A number of economists are posting on Facebook this morning about the article on Princeton economist Anne Case's view on why so few women go into economics. The piece is short and I have nothing to add to it, other than that I think she is probably right.
What I do want to add is about University of Chicago economics workshops. (When I presented there in 1977, it was called a "workshop." They still call them that. I presented my recently completed Ph.D. dissertation in the famous industrial organization workshop. By the way, I still am proud of the way I handled criticisms from one of the toughest critics, Lester Telser.) Those workshops have come up in some of the Facebook comments.
What follows is not a judgement about the wisdom of conducting workshops the way they did when I presented, and, I gather, the way they have done for many years. It's simply a fun story.
It's a story that Gary Becker told at the Hoover Institution memorial service for George Stigler in 1992. A few years ago, at a conference in honor of Gary, I told the story to his widow, Guity Nashat, because it involved her. She got a kick out of it. I hope you do too.
Gary talked about how Stigler's standard style in those workshops was to find weaknesses in the paper being presented and point them out. (By the way, one of the things that impressed me and was, I gather, typical, was that everyone who commented on my paper seemed to have read it relatively carefully beforehand.) Gary would come home that evening and tell Guity, an economic historian, about the paper's thesis and about the various criticisms the participants had made, always including George's.
One evening he came home and told Guity about the paper and the various participants' comments and criticisms. When he finished, Guity said, "You didn't mention George. What did George think?"

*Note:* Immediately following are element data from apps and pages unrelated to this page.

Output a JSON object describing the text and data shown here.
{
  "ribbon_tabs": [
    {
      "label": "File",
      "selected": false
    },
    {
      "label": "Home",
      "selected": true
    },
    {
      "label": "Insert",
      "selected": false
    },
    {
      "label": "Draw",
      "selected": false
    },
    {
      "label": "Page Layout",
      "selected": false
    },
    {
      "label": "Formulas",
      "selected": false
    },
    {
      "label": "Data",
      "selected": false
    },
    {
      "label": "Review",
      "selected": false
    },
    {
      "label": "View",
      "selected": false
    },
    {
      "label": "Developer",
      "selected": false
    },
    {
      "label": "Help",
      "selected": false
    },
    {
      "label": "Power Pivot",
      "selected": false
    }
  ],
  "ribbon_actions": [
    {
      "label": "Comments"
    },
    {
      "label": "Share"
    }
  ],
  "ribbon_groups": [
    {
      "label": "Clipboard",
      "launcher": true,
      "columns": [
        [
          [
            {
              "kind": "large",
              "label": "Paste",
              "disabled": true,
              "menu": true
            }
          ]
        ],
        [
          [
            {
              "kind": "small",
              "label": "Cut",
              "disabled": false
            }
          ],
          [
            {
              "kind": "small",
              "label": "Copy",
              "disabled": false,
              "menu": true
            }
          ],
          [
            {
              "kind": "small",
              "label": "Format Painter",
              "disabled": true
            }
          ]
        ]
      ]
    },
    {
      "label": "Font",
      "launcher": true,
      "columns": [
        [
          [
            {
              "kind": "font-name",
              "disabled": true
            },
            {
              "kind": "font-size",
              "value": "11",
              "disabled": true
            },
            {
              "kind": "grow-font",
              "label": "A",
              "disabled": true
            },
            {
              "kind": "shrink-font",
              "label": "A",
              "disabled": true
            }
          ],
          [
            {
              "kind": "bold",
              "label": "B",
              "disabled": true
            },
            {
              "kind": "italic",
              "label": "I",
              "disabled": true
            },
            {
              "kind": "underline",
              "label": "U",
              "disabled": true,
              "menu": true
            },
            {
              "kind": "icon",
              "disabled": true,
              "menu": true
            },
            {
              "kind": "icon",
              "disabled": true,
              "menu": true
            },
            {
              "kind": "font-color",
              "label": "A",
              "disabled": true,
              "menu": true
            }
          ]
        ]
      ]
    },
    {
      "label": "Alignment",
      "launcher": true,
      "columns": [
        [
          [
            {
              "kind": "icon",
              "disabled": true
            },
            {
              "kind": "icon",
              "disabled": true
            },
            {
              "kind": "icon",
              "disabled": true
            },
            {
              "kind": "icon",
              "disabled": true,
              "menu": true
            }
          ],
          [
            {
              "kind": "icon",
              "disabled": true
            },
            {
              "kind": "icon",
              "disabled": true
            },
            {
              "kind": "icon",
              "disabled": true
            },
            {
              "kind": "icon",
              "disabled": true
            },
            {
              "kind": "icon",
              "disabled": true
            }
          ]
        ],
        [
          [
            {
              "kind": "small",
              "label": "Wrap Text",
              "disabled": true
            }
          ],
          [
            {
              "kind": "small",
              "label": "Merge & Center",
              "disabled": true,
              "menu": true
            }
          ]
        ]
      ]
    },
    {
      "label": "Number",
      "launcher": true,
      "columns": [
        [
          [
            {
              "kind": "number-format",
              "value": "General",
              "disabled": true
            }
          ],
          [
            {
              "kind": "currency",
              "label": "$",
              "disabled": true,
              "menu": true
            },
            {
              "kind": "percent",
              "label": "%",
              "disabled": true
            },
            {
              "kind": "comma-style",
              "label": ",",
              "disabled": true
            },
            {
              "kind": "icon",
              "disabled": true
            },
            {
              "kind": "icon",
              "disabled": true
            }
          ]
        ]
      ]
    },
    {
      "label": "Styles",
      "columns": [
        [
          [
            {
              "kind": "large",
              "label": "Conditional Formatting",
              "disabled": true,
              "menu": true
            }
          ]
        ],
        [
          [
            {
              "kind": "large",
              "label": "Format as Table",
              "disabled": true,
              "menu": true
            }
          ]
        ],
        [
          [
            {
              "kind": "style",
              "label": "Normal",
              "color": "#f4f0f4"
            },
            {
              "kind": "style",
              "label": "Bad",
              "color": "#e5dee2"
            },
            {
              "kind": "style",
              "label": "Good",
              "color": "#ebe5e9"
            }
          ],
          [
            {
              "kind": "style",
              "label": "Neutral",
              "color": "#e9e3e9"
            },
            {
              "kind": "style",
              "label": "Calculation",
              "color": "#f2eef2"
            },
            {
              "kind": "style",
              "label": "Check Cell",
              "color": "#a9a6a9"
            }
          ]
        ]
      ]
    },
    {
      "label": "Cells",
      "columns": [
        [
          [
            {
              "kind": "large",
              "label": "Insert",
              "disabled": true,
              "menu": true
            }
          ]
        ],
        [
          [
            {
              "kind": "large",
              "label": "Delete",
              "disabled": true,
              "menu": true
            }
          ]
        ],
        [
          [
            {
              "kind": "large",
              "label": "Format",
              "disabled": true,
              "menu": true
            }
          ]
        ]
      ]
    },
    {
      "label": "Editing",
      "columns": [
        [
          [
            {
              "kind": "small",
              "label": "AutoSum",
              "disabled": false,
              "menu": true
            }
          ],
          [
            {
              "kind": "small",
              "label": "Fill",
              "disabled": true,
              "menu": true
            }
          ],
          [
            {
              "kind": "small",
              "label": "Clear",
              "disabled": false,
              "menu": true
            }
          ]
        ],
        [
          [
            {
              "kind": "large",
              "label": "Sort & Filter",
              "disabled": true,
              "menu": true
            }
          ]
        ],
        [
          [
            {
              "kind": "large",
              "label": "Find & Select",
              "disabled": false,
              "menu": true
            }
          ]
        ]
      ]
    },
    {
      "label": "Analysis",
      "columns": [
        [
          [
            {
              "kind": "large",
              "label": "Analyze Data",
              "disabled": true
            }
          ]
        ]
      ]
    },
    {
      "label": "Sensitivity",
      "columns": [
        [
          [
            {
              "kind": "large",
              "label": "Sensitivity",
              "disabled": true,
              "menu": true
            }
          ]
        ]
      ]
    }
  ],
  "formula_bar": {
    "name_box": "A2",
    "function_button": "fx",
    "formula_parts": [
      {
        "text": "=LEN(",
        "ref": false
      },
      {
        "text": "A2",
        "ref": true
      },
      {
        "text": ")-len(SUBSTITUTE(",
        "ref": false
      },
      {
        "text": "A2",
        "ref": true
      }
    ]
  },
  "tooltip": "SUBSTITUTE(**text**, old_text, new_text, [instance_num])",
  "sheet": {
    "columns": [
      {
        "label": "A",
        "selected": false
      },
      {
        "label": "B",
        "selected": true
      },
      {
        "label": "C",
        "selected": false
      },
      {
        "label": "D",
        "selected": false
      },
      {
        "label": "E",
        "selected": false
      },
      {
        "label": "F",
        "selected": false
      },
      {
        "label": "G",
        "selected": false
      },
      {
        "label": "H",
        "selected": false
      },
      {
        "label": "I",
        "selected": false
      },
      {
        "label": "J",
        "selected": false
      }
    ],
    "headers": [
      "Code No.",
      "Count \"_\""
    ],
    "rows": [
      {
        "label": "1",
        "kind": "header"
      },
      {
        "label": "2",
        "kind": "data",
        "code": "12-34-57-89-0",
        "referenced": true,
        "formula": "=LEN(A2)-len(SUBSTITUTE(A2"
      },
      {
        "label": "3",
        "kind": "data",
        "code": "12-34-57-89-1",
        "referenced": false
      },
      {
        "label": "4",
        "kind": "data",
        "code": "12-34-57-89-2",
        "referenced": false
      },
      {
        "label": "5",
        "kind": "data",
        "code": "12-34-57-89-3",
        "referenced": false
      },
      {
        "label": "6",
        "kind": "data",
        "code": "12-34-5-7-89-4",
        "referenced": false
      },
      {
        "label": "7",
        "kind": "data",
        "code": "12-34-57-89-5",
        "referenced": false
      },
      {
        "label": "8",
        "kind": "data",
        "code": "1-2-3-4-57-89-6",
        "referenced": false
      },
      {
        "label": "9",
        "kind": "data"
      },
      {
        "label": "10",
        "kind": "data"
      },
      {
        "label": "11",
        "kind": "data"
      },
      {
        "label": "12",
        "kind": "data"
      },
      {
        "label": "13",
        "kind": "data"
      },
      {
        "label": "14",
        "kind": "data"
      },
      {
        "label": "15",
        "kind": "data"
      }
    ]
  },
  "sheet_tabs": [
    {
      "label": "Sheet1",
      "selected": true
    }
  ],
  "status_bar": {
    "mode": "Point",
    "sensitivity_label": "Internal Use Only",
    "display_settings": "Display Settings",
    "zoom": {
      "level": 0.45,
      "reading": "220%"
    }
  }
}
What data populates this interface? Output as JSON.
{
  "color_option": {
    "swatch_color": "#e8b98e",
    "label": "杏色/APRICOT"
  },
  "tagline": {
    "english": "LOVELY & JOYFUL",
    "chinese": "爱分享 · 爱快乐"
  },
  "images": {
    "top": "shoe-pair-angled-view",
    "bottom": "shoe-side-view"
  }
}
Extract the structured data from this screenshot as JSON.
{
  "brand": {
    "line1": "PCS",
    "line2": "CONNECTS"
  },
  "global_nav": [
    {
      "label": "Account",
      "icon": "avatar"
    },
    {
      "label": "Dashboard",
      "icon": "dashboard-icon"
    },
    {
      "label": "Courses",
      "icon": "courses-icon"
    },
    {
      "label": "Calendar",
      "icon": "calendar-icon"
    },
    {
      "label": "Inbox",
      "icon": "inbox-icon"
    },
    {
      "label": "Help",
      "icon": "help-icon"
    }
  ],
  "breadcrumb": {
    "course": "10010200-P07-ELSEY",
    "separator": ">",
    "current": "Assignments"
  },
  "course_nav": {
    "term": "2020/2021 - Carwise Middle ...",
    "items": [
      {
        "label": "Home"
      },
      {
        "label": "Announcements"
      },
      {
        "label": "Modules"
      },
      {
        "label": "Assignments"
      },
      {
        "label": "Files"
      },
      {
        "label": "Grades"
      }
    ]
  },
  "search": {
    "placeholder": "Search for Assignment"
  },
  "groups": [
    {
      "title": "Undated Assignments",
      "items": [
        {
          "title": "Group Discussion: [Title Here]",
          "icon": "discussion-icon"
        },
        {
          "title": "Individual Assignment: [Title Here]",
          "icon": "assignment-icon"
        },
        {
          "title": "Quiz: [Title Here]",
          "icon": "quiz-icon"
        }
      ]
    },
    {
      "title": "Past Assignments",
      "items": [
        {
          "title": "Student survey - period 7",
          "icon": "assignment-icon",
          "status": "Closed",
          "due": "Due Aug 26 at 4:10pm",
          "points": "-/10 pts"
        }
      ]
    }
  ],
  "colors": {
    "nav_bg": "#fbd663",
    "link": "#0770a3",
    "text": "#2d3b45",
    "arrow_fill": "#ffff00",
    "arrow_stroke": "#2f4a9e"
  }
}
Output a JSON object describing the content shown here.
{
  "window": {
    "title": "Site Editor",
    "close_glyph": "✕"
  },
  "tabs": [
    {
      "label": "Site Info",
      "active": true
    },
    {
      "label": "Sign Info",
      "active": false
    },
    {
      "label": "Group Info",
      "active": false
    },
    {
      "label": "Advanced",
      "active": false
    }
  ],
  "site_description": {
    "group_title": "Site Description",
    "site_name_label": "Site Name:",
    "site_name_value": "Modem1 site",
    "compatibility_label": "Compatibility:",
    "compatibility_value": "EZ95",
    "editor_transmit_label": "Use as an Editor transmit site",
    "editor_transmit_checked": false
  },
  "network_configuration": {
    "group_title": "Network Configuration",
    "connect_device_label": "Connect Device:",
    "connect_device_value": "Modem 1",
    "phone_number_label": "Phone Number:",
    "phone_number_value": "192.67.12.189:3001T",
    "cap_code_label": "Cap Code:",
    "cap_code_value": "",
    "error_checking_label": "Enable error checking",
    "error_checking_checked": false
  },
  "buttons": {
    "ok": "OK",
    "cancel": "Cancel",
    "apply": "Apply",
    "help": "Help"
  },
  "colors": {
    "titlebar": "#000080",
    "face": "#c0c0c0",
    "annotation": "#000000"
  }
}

Gary paused and reflected. Then he said, "Hmmm. George didn't say anything. I guess he liked the paper."